== PROVIDED RECORDS ==
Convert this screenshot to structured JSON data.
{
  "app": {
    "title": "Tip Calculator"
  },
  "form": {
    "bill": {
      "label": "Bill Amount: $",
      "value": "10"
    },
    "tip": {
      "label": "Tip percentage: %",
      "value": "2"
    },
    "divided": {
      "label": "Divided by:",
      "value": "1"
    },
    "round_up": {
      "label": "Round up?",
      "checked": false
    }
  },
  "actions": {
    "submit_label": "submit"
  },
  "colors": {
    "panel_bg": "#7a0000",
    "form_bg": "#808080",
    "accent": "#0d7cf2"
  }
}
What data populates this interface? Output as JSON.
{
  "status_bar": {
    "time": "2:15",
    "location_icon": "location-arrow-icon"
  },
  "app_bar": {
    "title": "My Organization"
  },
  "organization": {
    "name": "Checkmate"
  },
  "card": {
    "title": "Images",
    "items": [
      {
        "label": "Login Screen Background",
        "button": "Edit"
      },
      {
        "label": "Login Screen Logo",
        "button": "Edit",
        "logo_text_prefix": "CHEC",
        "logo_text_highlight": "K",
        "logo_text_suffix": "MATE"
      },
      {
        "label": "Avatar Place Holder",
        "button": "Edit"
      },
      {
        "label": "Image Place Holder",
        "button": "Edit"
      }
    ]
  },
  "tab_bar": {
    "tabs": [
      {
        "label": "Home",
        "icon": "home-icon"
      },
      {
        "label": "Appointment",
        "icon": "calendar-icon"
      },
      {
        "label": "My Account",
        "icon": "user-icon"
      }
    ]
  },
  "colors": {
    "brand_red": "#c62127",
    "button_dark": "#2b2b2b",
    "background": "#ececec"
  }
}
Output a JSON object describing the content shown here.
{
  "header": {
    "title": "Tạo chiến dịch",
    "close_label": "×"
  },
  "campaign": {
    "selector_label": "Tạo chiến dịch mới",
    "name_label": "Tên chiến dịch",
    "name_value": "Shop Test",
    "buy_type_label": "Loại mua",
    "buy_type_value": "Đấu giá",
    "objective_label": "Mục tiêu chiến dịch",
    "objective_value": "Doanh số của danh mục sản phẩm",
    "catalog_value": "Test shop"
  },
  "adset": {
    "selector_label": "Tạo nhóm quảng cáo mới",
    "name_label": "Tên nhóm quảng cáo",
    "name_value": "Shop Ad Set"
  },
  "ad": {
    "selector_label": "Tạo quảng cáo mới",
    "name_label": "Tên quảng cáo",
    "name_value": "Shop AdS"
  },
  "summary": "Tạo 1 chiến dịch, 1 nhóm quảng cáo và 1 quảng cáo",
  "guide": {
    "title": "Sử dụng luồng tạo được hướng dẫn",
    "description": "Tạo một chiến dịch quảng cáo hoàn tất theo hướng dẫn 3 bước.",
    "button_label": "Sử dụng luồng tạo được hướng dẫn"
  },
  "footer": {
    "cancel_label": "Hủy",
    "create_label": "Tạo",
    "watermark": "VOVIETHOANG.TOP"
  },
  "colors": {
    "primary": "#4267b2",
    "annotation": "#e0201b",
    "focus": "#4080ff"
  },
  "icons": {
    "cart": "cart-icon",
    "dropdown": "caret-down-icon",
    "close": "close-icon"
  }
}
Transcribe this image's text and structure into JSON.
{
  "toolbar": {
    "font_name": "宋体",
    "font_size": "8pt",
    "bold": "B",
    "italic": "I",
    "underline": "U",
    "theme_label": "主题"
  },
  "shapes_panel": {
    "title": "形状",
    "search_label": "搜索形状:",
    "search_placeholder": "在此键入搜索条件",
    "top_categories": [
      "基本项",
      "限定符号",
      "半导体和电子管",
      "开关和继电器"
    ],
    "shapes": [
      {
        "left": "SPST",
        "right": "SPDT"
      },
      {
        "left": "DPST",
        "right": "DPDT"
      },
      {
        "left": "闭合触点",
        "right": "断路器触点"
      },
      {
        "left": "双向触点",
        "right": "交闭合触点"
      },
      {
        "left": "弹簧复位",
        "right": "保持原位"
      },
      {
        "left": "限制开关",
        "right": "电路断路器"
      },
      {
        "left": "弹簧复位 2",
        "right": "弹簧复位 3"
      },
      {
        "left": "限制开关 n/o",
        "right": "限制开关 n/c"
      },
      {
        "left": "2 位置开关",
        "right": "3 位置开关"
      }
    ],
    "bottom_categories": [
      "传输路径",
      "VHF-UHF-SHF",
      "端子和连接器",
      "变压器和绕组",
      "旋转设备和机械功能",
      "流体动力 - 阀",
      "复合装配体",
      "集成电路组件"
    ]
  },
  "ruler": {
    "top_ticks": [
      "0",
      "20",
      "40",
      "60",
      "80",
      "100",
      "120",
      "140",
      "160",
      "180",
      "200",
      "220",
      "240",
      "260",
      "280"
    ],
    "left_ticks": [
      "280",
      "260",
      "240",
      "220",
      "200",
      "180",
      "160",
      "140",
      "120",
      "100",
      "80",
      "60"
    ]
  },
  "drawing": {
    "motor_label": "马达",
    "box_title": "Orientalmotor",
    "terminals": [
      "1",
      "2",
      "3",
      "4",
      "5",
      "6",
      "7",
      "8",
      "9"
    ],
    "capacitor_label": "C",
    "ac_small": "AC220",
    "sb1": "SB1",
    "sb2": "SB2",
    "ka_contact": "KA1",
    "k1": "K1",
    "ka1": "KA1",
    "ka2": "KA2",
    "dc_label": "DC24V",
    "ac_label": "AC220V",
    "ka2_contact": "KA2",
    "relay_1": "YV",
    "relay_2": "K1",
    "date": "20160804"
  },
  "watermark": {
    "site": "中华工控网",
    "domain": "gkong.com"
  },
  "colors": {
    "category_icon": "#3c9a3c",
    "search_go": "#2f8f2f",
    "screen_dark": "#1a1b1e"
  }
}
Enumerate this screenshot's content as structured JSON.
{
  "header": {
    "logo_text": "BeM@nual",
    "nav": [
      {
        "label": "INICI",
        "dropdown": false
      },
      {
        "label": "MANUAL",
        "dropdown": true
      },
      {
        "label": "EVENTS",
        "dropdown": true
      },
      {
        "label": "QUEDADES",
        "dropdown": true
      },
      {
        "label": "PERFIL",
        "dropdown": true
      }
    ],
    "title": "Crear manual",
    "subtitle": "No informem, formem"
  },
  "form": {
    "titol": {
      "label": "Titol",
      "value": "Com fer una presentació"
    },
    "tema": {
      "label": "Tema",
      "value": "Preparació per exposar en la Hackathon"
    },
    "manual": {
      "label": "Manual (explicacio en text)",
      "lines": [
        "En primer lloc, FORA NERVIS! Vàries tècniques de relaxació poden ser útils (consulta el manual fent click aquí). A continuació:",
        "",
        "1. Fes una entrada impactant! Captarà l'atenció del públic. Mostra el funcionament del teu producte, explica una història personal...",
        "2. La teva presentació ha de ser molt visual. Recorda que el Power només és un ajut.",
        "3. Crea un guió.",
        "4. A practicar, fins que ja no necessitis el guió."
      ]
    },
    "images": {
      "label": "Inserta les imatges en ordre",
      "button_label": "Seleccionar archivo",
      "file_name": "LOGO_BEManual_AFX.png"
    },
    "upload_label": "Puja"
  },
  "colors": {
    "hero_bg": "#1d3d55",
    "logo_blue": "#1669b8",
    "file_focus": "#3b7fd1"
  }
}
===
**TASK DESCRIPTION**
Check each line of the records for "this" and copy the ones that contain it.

**ANSWER SPACE**
Convert this screenshot to structured JSON data.
What data populates this interface? Output as JSON.
Transcribe this image's text and structure into JSON.
Enumerate this screenshot's content as structured JSON.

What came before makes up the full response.